It would appear that one can call the wise men who visited Jesus by any name one would wish, but the tradition has it they were named Gaspar, Balthasar, and Melchior.
Here is the Bible Commentary article on the wise men: Wise men, Gr. magoi, which designated men of the various educated classes. Our word "magicians" comes from this root. But these "wise men" were not magicians in the modern sense of sleight-of-hand performers. They were of noble birth, educated, wealthy, and influential. They were the philosophers, the counselors of the realm, learned in all the wisdom of the ancient East. The "wise men" who came seeking the Christ-child were not idolaters; they were upright men of integrity (Desire of Ages, pages 59,61).
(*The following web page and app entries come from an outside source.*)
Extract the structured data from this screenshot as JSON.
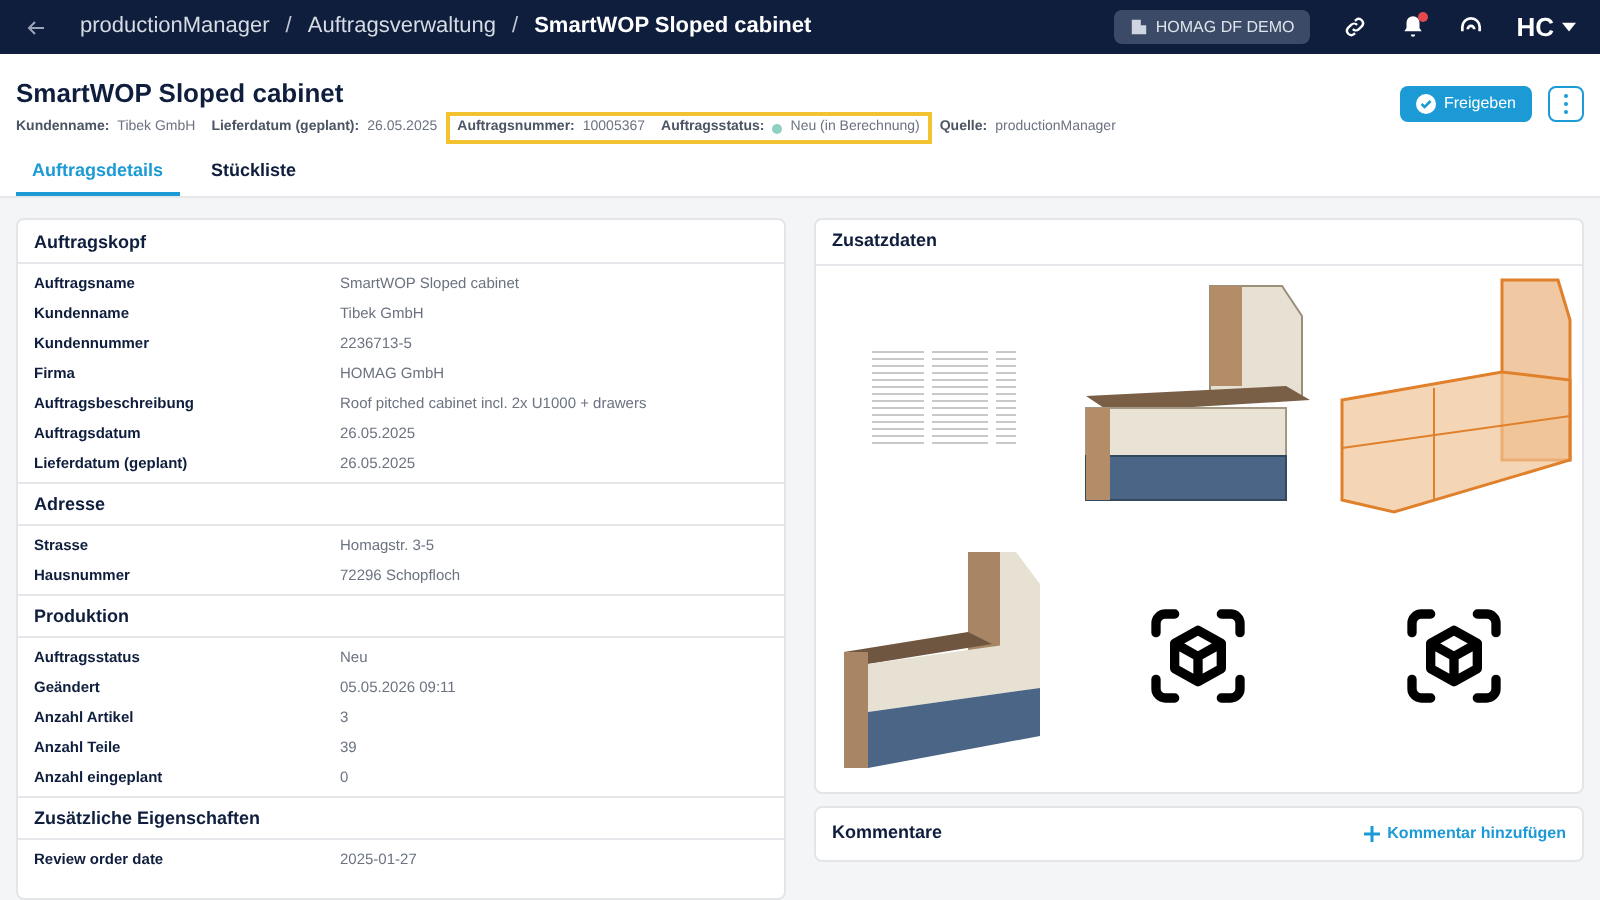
{
  "topbar": {
    "breadcrumbs": [
      {
        "label": "productionManager",
        "current": false
      },
      {
        "label": "Auftragsverwaltung",
        "current": false
      },
      {
        "label": "SmartWOP Sloped cabinet",
        "current": true
      }
    ],
    "separator": "/",
    "tenant": "HOMAG DF DEMO",
    "notification": true,
    "user_initials": "HC"
  },
  "header": {
    "title": "SmartWOP Sloped cabinet",
    "meta": [
      {
        "label": "Kundenname:",
        "value": "Tibek GmbH",
        "highlighted": false
      },
      {
        "label": "Lieferdatum (geplant):",
        "value": "26.05.2025",
        "highlighted": false
      },
      {
        "label": "Auftragsnummer:",
        "value": "10005367",
        "highlighted": true
      },
      {
        "label": "Auftragsstatus:",
        "value": "Neu (in Berechnung)",
        "highlighted": true,
        "dot": true
      },
      {
        "label": "Quelle:",
        "value": "productionManager",
        "highlighted": false
      }
    ],
    "primary_button": "Freigeben"
  },
  "tabs": [
    {
      "label": "Auftragsdetails",
      "selected": true
    },
    {
      "label": "Stückliste",
      "selected": false
    }
  ],
  "details": {
    "sections": [
      {
        "title": "Auftragskopf",
        "rows": [
          [
            "Auftragsname",
            "SmartWOP Sloped cabinet"
          ],
          [
            "Kundenname",
            "Tibek GmbH"
          ],
          [
            "Kundennummer",
            "2236713-5"
          ],
          [
            "Firma",
            "HOMAG GmbH"
          ],
          [
            "Auftragsbeschreibung",
            "Roof pitched cabinet incl. 2x U1000 + drawers"
          ],
          [
            "Auftragsdatum",
            "26.05.2025"
          ],
          [
            "Lieferdatum (geplant)",
            "26.05.2025"
          ]
        ]
      },
      {
        "title": "Adresse",
        "rows": [
          [
            "Strasse",
            "Homagstr. 3-5"
          ],
          [
            "Hausnummer",
            "72296 Schopfloch"
          ]
        ]
      },
      {
        "title": "Produktion",
        "rows": [
          [
            "Auftragsstatus",
            "Neu"
          ],
          [
            "Geändert",
            "05.05.2026 09:11"
          ],
          [
            "Anzahl Artikel",
            "3"
          ],
          [
            "Anzahl Teile",
            "39"
          ],
          [
            "Anzahl eingeplant",
            "0"
          ]
        ]
      },
      {
        "title": "Zusätzliche Eigenschaften",
        "rows": [
          [
            "Review order date",
            "2025-01-27"
          ]
        ]
      }
    ]
  },
  "extra": {
    "title": "Zusatzdaten",
    "thumbnails": [
      {
        "kind": "document"
      },
      {
        "kind": "drawers"
      },
      {
        "kind": "frame"
      },
      {
        "kind": "bench"
      },
      {
        "kind": "ar"
      },
      {
        "kind": "ar"
      }
    ]
  },
  "comments": {
    "title": "Kommentare",
    "action": "Kommentar hinzufügen"
  }
}
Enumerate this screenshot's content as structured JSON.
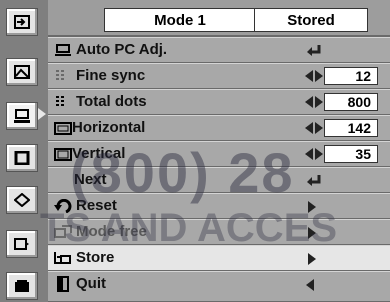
{
  "header": {
    "mode": "Mode 1",
    "status": "Stored"
  },
  "rail": {
    "icons": [
      "input-icon",
      "image-icon",
      "pc-adjust-icon",
      "screen-icon",
      "lamp-icon",
      "setting-icon",
      "info-icon"
    ]
  },
  "menu": [
    {
      "label": "Auto PC Adj.",
      "icon": "auto-pc-icon",
      "control": "enter"
    },
    {
      "label": "Fine sync",
      "icon": "fine-sync-icon",
      "control": "value",
      "value": "12"
    },
    {
      "label": "Total dots",
      "icon": "total-dots-icon",
      "control": "value",
      "value": "800"
    },
    {
      "label": "Horizontal",
      "icon": "horizontal-icon",
      "control": "value",
      "value": "142"
    },
    {
      "label": "Vertical",
      "icon": "vertical-icon",
      "control": "value",
      "value": "35"
    },
    {
      "label": "Next",
      "icon": "",
      "control": "enter"
    },
    {
      "label": "Reset",
      "icon": "reset-icon",
      "control": "arrow-right"
    },
    {
      "label": "Mode free",
      "icon": "mode-free-icon",
      "control": "arrow-right"
    },
    {
      "label": "Store",
      "icon": "store-icon",
      "control": "arrow-right"
    },
    {
      "label": "Quit",
      "icon": "quit-icon",
      "control": "arrow-left"
    }
  ],
  "watermark": {
    "line1": "(800) 28",
    "line2": "TS AND ACCES"
  }
}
They studied the Hebrew Scriptures and there found a clearer transcript of truth. In particular, the Messianic prophecies of the Old Testament claimed their attention, and among these they found the words of Balaam: "There shall come a Star out of Jacob," (Numbers 24:17). They probably also knew and understood the time prophecy of Daniel (Daniel 9:25,26), and came to the conclusion that the Messiah's coming was near. (See Desire of Ages, pages 61 & 62.)
On the night of Christ's birth, a mysterious light appeared in the sky which became a luminous star that persisted in the western heavens (see Desire of Ages, page 60). Impressed with its import, the wise men turned once more to the sacred scrolls. As they sought to understand the meaning of the sacred writings, they were instructed in dreams to go in search of the Messiah. Like Abraham, they knew not at first where they were to go, but followed as the guiding star led them on their way.
The tradition that there were but three wise men arose from the fact that there were three gifts (Matthew 2:11), but is without support in Scripture. An interesting, but worthless, legend gives their names as Gaspar, Balthasar, and Melchior. The unfounded idea that they were kings was deduced from Isaiah 60:3 (cf. Revelation 21:24).
Nichol, Francis D., The Seventh-day Adventist Bible Commentary, (Washington, D.C., Review and Herald Publishing Association), 1978.
How did the tradition of gift giving start? The origin of giving gifts during Christmas is generally attributed to the Three Wise Men who were said to have followed a bright star from the East to Bethlehem where the baby Jesus was born. They are said to have brought three gifts for baby Jesus. Today, the day the ?three? wise men arrived bearing gifts is celebrated on January 6. In Germany, or the Three Kings Day or the Heilige Drei Knige, as it is called, is the final celebration of Christmas, i.e. the Twelve Days of Christmas from December 25 to January 6. The abbreviation of the names of the three wise men, CMB (Caspar, Melchior and Balthasar) is put on the door the night before January 6 to protect the house.
* The names of the three wise men are Caspar, Balthazar and Melchior.
(And Another - prolly the most useful )
Q: What are the names of the three wise men in the Bible?
A: The Bible doesn't mention three; it speaks of wise men (magi) from the east. The number three is often assumed because of the three gifts.
However, there may have been two or a whole bunch. Different branches of the Christian Church have assigned different names: Among the Latins, from the seventh century, we find slight variants of the names, Gaspar (Caspar), Melchior, and Balthasar. The Syrians have Larvandad, Hormisdas, Gushnasaph, etc.; the Armenians, Kagba, Badadilma, etc. Other names have been used, as well, in different Christian bodies.
So there you have it - they never mention it in the Bible!
Aye i only found that out this Christmas. and here was i thinking they were on time but noooooooooo.
Was watching one of the cheesy videos about the Birth and stuff. I got to thinking, what bird would let 3 mucky mingin shepards come see her like straight after she has had a kid. She would be like "nooo i need to get me makeup on, and do my hair"